[Data items]
%%
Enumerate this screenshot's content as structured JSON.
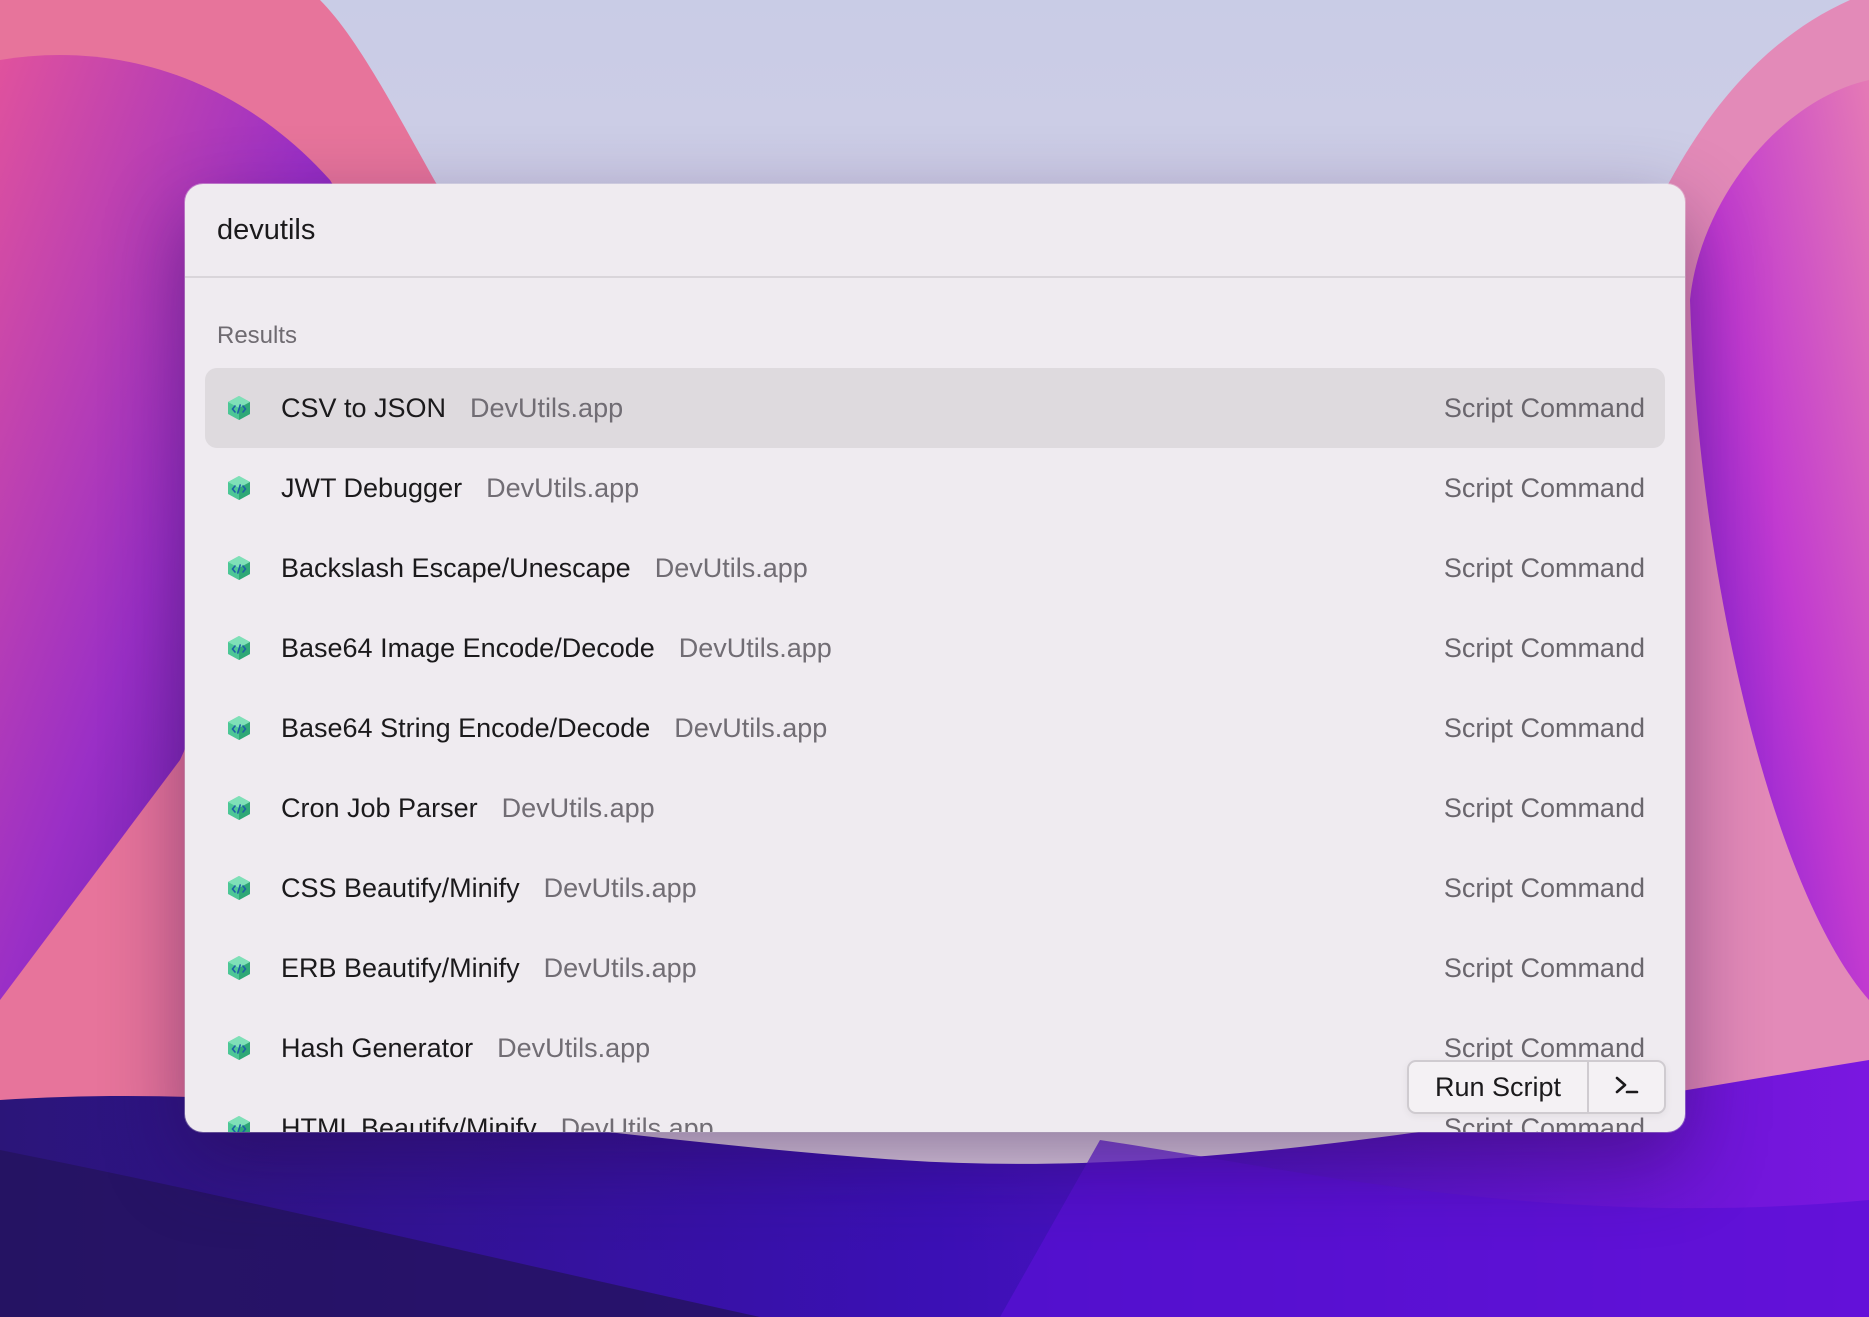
{
  "search": {
    "query": "devutils"
  },
  "results": {
    "section_title": "Results",
    "items": [
      {
        "title": "CSV to JSON",
        "subtitle": "DevUtils.app",
        "type": "Script Command",
        "icon": "devutils-icon",
        "selected": true
      },
      {
        "title": "JWT Debugger",
        "subtitle": "DevUtils.app",
        "type": "Script Command",
        "icon": "devutils-icon"
      },
      {
        "title": "Backslash Escape/Unescape",
        "subtitle": "DevUtils.app",
        "type": "Script Command",
        "icon": "devutils-icon"
      },
      {
        "title": "Base64 Image Encode/Decode",
        "subtitle": "DevUtils.app",
        "type": "Script Command",
        "icon": "devutils-icon"
      },
      {
        "title": "Base64 String Encode/Decode",
        "subtitle": "DevUtils.app",
        "type": "Script Command",
        "icon": "devutils-icon"
      },
      {
        "title": "Cron Job Parser",
        "subtitle": "DevUtils.app",
        "type": "Script Command",
        "icon": "devutils-icon"
      },
      {
        "title": "CSS Beautify/Minify",
        "subtitle": "DevUtils.app",
        "type": "Script Command",
        "icon": "devutils-icon"
      },
      {
        "title": "ERB Beautify/Minify",
        "subtitle": "DevUtils.app",
        "type": "Script Command",
        "icon": "devutils-icon"
      },
      {
        "title": "Hash Generator",
        "subtitle": "DevUtils.app",
        "type": "Script Command",
        "icon": "devutils-icon"
      },
      {
        "title": "HTML Beautify/Minify",
        "subtitle": "DevUtils.app",
        "type": "Script Command",
        "icon": "devutils-icon"
      }
    ]
  },
  "action_panel": {
    "primary_label": "Run Script",
    "secondary_icon": "terminal-icon"
  },
  "colors": {
    "panel_bg": "#efebf0",
    "selected_row_bg": "#dedade",
    "icon_green": "#3fbf8a"
  }
}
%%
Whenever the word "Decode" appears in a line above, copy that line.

        "title": "Base64 Image Encode/Decode",
        "title": "Base64 String Encode/Decode",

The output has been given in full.